Rose Guide to the Tabernacle

By Rose Publishing

Synopsis: This book is a pictorial tour of the ancient Tabernacle, complete with beautiful and full-colored illustrations, diagrams, charts, and tables on every single page. It also has plastic overlays that the reader can peel away to see behind layers into the structure of the Tabernacle. The book explains the function and meaning (in a Protestant Christian context) of every important element and feature of the Tabernacle, including explanations of the sacred Feasts, the sacrifices, the duties of the priests and Levites, the arrangement of the camp of Israel, their travel history, the travel itinerary of the Ark of the Covenant, and each object located both without and within the Tabernacle. It is printed on glossy paper, and ring bound, yet with a binder-like hard cover. This book is part of a series of Rose Guides.

Strong Points: This book has a definite objective: Give the reader a clear understanding of everything about the Tabernacle. In this objective, it has remarkable success. The reader will not be disappointed with the quality of the diagrams and illustrations and will be very pleased with the range of topics covered in this short book. The book is also surprising in its abundance of incredibly profound and fascinating insights into the symbols of the Tabernacle and ancient observances, and their connection to Christ. If someone is looking for literature that will explain everything they need to know about the Tabernacle, they really need look no further.

Weak Points: One thing that will be troubling for the Latter-day Saint is the book’s use of the unfamiliar New International Version (NIV) of the Bible, instead of the authorized King James Version with its beautiful poetic rendering of the text. It seems to detract from an otherwise beautiful presentation. Also, the book sometimes seems to be written a little too simply sometimes, but I suppose if they want to appeal to junior high and high school kids as part of their audience, this may be the reason why. Despite this, there were some points where I thought additional explanation would have been helpful, and I sometimes had unanswered questions. There were a few typos, which marred the presentation of the book, but not too many. Of course, the biggest problem with the book is that it was written from a Protestant Christian perspective, and not a Latter-day Saint perspective, which resulted in some doctrinal inaccuracies in certain places.

Interesting: 5/5

Must Read: 3.5/5

Overall: 4/5

Pages: 115

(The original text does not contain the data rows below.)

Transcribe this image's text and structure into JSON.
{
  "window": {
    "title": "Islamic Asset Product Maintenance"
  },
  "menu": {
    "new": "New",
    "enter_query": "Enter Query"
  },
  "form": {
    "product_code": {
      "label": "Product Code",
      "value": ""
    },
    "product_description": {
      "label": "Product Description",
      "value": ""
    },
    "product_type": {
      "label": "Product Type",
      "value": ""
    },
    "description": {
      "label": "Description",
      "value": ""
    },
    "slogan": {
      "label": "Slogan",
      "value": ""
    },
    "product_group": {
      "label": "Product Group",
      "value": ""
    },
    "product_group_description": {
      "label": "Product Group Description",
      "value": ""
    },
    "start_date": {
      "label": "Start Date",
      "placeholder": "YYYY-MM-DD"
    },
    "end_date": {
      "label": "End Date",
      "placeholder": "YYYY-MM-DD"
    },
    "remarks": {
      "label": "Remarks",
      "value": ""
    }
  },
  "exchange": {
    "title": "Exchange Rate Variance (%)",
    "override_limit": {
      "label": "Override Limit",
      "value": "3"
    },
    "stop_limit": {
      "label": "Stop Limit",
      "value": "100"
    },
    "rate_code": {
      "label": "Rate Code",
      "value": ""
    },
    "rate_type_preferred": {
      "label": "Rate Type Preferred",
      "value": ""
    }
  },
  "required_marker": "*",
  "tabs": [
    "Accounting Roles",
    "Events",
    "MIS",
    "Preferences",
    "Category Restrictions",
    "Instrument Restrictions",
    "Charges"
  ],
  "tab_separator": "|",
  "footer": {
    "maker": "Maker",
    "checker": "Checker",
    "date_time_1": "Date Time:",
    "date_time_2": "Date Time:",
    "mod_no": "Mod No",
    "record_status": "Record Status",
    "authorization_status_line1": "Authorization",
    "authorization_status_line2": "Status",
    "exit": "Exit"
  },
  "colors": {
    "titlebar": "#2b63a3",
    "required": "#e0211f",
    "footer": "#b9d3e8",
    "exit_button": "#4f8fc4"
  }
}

Selected Quote: “When Adam and Eve rebelled against God in the Garden of Eden, God expelled them from the garden and placed cherubim to guard the entrance. God’s presence was in the garden. Because of sin, humans had become contaminated, impure. The cherubim guarded God’s holiness and the tree of life. Humans no longer had access to the garden.
“The Tabernacle tent had two rooms: the larger, the Holy Place, was the place of worship, guidance, and covenant. The smaller room was the Most Holy Place – also known as the Holy of Holies. It was in this room that God’s presence dwelt.
“A veil divided the two rooms. Although priests ministered daily in the Holy Place, only the high priest could enter the Most Holy Place once a year on the Day of Atonement. The veil was a large curtain made of the finest twisted linen in costly blue, scarlet, and purple dye. It was skillfully crafted with representations of cherubim upon it….
“God’s special presence was no longer in the garden – rather, it was in the Tabernacle itself! The Most Holy Place, then, represented a memory of what humans lost because of sin, and a hope for what humans could expect with God’s plan: living in the presence of God as the Creator intended from the beginning.” (p. 72).


Make a free website with Yola